**What needs to be done:** Every line of the data below is to be retyped exactly.

**Exercise input:**
= Beginning of Section =
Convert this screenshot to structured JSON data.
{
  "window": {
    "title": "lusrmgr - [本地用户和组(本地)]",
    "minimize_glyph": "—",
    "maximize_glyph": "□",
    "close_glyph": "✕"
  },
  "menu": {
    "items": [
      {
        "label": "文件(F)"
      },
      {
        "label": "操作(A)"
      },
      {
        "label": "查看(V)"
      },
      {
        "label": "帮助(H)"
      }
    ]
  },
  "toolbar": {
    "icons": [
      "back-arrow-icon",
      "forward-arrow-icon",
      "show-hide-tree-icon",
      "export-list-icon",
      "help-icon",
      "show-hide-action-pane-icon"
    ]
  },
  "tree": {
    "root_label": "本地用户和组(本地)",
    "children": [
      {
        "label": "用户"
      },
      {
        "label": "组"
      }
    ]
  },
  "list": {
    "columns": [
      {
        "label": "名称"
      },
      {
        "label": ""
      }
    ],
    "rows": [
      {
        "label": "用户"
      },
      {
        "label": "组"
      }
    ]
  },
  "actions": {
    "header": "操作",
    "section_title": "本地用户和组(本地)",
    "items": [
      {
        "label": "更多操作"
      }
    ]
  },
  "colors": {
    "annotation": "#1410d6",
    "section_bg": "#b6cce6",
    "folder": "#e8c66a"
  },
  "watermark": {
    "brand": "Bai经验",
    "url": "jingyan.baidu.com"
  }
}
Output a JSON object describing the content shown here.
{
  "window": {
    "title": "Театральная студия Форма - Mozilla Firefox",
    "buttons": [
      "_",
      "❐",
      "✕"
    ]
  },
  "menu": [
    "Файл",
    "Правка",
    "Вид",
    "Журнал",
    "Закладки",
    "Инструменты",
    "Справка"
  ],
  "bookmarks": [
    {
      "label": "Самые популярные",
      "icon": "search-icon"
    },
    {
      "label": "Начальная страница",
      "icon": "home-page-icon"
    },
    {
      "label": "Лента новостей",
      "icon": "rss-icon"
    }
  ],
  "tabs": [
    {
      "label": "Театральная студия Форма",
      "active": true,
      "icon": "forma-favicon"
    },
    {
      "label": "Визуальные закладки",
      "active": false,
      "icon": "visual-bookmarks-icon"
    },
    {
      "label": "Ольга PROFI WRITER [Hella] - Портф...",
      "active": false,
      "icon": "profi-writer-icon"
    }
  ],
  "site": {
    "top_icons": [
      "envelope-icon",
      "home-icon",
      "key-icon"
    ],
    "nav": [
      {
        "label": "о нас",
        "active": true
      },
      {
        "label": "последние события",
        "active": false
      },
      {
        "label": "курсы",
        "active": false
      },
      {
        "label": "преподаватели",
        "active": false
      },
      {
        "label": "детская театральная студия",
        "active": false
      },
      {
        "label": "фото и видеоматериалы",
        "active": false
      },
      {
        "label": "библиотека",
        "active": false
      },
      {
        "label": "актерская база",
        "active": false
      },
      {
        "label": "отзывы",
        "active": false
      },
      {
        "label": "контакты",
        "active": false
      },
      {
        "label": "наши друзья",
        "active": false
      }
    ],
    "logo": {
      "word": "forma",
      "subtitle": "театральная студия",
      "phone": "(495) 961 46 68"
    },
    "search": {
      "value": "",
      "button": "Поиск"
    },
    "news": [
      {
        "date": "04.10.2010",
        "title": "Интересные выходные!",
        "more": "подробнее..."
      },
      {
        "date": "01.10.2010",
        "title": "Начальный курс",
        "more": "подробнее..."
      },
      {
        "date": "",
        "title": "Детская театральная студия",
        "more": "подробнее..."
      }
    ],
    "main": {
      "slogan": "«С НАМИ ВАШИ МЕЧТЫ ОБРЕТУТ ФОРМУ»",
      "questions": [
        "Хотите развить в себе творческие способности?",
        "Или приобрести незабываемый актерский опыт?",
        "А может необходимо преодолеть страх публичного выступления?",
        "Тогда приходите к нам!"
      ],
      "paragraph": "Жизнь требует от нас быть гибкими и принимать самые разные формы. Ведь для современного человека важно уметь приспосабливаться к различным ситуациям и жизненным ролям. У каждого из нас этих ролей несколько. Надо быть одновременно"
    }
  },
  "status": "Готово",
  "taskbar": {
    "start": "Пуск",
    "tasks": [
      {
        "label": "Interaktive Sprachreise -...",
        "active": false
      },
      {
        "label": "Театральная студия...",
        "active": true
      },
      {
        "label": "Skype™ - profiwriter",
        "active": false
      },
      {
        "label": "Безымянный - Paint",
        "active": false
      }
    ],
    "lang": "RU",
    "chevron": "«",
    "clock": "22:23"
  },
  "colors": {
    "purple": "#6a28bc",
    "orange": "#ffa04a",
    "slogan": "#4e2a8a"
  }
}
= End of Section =
**Answer below:**
Convert this screenshot to structured JSON data.
{
  "window": {
    "title": "lusrmgr - [本地用户和组(本地)]",
    "minimize_glyph": "—",
    "maximize_glyph": "□",
    "close_glyph": "✕"
  },
  "menu": {
    "items": [
      {
        "label": "文件(F)"
      },
      {
        "label": "操作(A)"
      },
      {
        "label": "查看(V)"
      },
      {
        "label": "帮助(H)"
      }
    ]
  },
  "toolbar": {
    "icons": [
      "back-arrow-icon",
      "forward-arrow-icon",
      "show-hide-tree-icon",
      "export-list-icon",
      "help-icon",
      "show-hide-action-pane-icon"
    ]
  },
  "tree": {
    "root_label": "本地用户和组(本地)",
    "children": [
      {
        "label": "用户"
      },
      {
        "label": "组"
      }
    ]
  },
  "list": {
    "columns": [
      {
        "label": "名称"
      },
      {
        "label": ""
      }
    ],
    "rows": [
      {
        "label": "用户"
      },
      {
        "label": "组"
      }
    ]
  },
  "actions": {
    "header": "操作",
    "section_title": "本地用户和组(本地)",
    "items": [
      {
        "label": "更多操作"
      }
    ]
  },
  "colors": {
    "annotation": "#1410d6",
    "section_bg": "#b6cce6",
    "folder": "#e8c66a"
  },
  "watermark": {
    "brand": "Bai经验",
    "url": "jingyan.baidu.com"
  }
}
Output a JSON object describing the content shown here.
{
  "window": {
    "title": "Театральная студия Форма - Mozilla Firefox",
    "buttons": [
      "_",
      "❐",
      "✕"
    ]
  },
  "menu": [
    "Файл",
    "Правка",
    "Вид",
    "Журнал",
    "Закладки",
    "Инструменты",
    "Справка"
  ],
  "bookmarks": [
    {
      "label": "Самые популярные",
      "icon": "search-icon"
    },
    {
      "label": "Начальная страница",
      "icon": "home-page-icon"
    },
    {
      "label": "Лента новостей",
      "icon": "rss-icon"
    }
  ],
  "tabs": [
    {
      "label": "Театральная студия Форма",
      "active": true,
      "icon": "forma-favicon"
    },
    {
      "label": "Визуальные закладки",
      "active": false,
      "icon": "visual-bookmarks-icon"
    },
    {
      "label": "Ольга PROFI WRITER [Hella] - Портф...",
      "active": false,
      "icon": "profi-writer-icon"
    }
  ],
  "site": {
    "top_icons": [
      "envelope-icon",
      "home-icon",
      "key-icon"
    ],
    "nav": [
      {
        "label": "о нас",
        "active": true
      },
      {
        "label": "последние события",
        "active": false
      },
      {
        "label": "курсы",
        "active": false
      },
      {
        "label": "преподаватели",
        "active": false
      },
      {
        "label": "детская театральная студия",
        "active": false
      },
      {
        "label": "фото и видеоматериалы",
        "active": false
      },
      {
        "label": "библиотека",
        "active": false
      },
      {
        "label": "актерская база",
        "active": false
      },
      {
        "label": "отзывы",
        "active": false
      },
      {
        "label": "контакты",
        "active": false
      },
      {
        "label": "наши друзья",
        "active": false
      }
    ],
    "logo": {
      "word": "forma",
      "subtitle": "театральная студия",
      "phone": "(495) 961 46 68"
    },
    "search": {
      "value": "",
      "button": "Поиск"
    },
    "news": [
      {
        "date": "04.10.2010",
        "title": "Интересные выходные!",
        "more": "подробнее..."
      },
      {
        "date": "01.10.2010",
        "title": "Начальный курс",
        "more": "подробнее..."
      },
      {
        "date": "",
        "title": "Детская театральная студия",
        "more": "подробнее..."
      }
    ],
    "main": {
      "slogan": "«С НАМИ ВАШИ МЕЧТЫ ОБРЕТУТ ФОРМУ»",
      "questions": [
        "Хотите развить в себе творческие способности?",
        "Или приобрести незабываемый актерский опыт?",
        "А может необходимо преодолеть страх публичного выступления?",
        "Тогда приходите к нам!"
      ],
      "paragraph": "Жизнь требует от нас быть гибкими и принимать самые разные формы. Ведь для современного человека важно уметь приспосабливаться к различным ситуациям и жизненным ролям. У каждого из нас этих ролей несколько. Надо быть одновременно"
    }
  },
  "status": "Готово",
  "taskbar": {
    "start": "Пуск",
    "tasks": [
      {
        "label": "Interaktive Sprachreise -...",
        "active": false
      },
      {
        "label": "Театральная студия...",
        "active": true
      },
      {
        "label": "Skype™ - profiwriter",
        "active": false
      },
      {
        "label": "Безымянный - Paint",
        "active": false
      }
    ],
    "lang": "RU",
    "chevron": "«",
    "clock": "22:23"
  },
  "colors": {
    "purple": "#6a28bc",
    "orange": "#ffa04a",
    "slogan": "#4e2a8a"
  }
}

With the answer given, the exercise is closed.